* [Directions for this task]: Each entry has to be set down again with no alteration.

* [Supplied data]:
*** Block opens ***

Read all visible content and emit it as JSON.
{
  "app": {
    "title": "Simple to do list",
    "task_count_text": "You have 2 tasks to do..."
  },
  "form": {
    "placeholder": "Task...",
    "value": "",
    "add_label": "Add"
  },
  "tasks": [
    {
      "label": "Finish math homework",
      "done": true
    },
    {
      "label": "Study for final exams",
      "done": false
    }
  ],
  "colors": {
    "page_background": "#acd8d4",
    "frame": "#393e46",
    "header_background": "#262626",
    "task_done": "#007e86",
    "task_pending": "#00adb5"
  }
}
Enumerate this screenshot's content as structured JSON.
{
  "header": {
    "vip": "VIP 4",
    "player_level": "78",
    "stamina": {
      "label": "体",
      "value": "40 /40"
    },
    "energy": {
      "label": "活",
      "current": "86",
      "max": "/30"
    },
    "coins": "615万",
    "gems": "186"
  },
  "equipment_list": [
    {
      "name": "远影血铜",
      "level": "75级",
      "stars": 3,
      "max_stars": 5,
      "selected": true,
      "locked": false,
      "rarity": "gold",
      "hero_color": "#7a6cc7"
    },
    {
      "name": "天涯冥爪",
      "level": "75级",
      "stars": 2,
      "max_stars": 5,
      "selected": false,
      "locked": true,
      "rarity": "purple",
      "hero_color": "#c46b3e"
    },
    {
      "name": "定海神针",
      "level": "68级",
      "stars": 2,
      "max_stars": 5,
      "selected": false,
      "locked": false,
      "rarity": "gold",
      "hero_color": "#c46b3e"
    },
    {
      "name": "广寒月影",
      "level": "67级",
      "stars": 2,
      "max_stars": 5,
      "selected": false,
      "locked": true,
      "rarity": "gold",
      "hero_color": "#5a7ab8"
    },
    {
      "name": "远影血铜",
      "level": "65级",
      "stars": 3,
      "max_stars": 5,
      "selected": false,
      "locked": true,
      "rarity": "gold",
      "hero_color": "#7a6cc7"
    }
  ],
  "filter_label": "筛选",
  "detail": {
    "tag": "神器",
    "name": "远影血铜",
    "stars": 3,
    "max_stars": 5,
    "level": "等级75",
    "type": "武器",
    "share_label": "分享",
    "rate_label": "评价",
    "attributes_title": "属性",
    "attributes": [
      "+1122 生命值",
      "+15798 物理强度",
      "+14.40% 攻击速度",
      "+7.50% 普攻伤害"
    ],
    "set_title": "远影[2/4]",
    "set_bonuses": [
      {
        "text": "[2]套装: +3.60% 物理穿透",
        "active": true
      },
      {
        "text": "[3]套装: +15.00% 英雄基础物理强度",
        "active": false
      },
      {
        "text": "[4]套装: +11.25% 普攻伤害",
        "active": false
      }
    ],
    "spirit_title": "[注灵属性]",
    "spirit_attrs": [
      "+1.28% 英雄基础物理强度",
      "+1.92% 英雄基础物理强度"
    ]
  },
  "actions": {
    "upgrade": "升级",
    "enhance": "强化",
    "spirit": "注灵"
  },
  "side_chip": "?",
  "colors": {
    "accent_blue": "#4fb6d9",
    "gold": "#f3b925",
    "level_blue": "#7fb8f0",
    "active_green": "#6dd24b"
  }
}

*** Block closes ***

* [Answer space]:
Read all visible content and emit it as JSON.
{
  "app": {
    "title": "Simple to do list",
    "task_count_text": "You have 2 tasks to do..."
  },
  "form": {
    "placeholder": "Task...",
    "value": "",
    "add_label": "Add"
  },
  "tasks": [
    {
      "label": "Finish math homework",
      "done": true
    },
    {
      "label": "Study for final exams",
      "done": false
    }
  ],
  "colors": {
    "page_background": "#acd8d4",
    "frame": "#393e46",
    "header_background": "#262626",
    "task_done": "#007e86",
    "task_pending": "#00adb5"
  }
}
Enumerate this screenshot's content as structured JSON.
{
  "header": {
    "vip": "VIP 4",
    "player_level": "78",
    "stamina": {
      "label": "体",
      "value": "40 /40"
    },
    "energy": {
      "label": "活",
      "current": "86",
      "max": "/30"
    },
    "coins": "615万",
    "gems": "186"
  },
  "equipment_list": [
    {
      "name": "远影血铜",
      "level": "75级",
      "stars": 3,
      "max_stars": 5,
      "selected": true,
      "locked": false,
      "rarity": "gold",
      "hero_color": "#7a6cc7"
    },
    {
      "name": "天涯冥爪",
      "level": "75级",
      "stars": 2,
      "max_stars": 5,
      "selected": false,
      "locked": true,
      "rarity": "purple",
      "hero_color": "#c46b3e"
    },
    {
      "name": "定海神针",
      "level": "68级",
      "stars": 2,
      "max_stars": 5,
      "selected": false,
      "locked": false,
      "rarity": "gold",
      "hero_color": "#c46b3e"
    },
    {
      "name": "广寒月影",
      "level": "67级",
      "stars": 2,
      "max_stars": 5,
      "selected": false,
      "locked": true,
      "rarity": "gold",
      "hero_color": "#5a7ab8"
    },
    {
      "name": "远影血铜",
      "level": "65级",
      "stars": 3,
      "max_stars": 5,
      "selected": false,
      "locked": true,
      "rarity": "gold",
      "hero_color": "#7a6cc7"
    }
  ],
  "filter_label": "筛选",
  "detail": {
    "tag": "神器",
    "name": "远影血铜",
    "stars": 3,
    "max_stars": 5,
    "level": "等级75",
    "type": "武器",
    "share_label": "分享",
    "rate_label": "评价",
    "attributes_title": "属性",
    "attributes": [
      "+1122 生命值",
      "+15798 物理强度",
      "+14.40% 攻击速度",
      "+7.50% 普攻伤害"
    ],
    "set_title": "远影[2/4]",
    "set_bonuses": [
      {
        "text": "[2]套装: +3.60% 物理穿透",
        "active": true
      },
      {
        "text": "[3]套装: +15.00% 英雄基础物理强度",
        "active": false
      },
      {
        "text": "[4]套装: +11.25% 普攻伤害",
        "active": false
      }
    ],
    "spirit_title": "[注灵属性]",
    "spirit_attrs": [
      "+1.28% 英雄基础物理强度",
      "+1.92% 英雄基础物理强度"
    ]
  },
  "actions": {
    "upgrade": "升级",
    "enhance": "强化",
    "spirit": "注灵"
  },
  "side_chip": "?",
  "colors": {
    "accent_blue": "#4fb6d9",
    "gold": "#f3b925",
    "level_blue": "#7fb8f0",
    "active_green": "#6dd24b"
  }
}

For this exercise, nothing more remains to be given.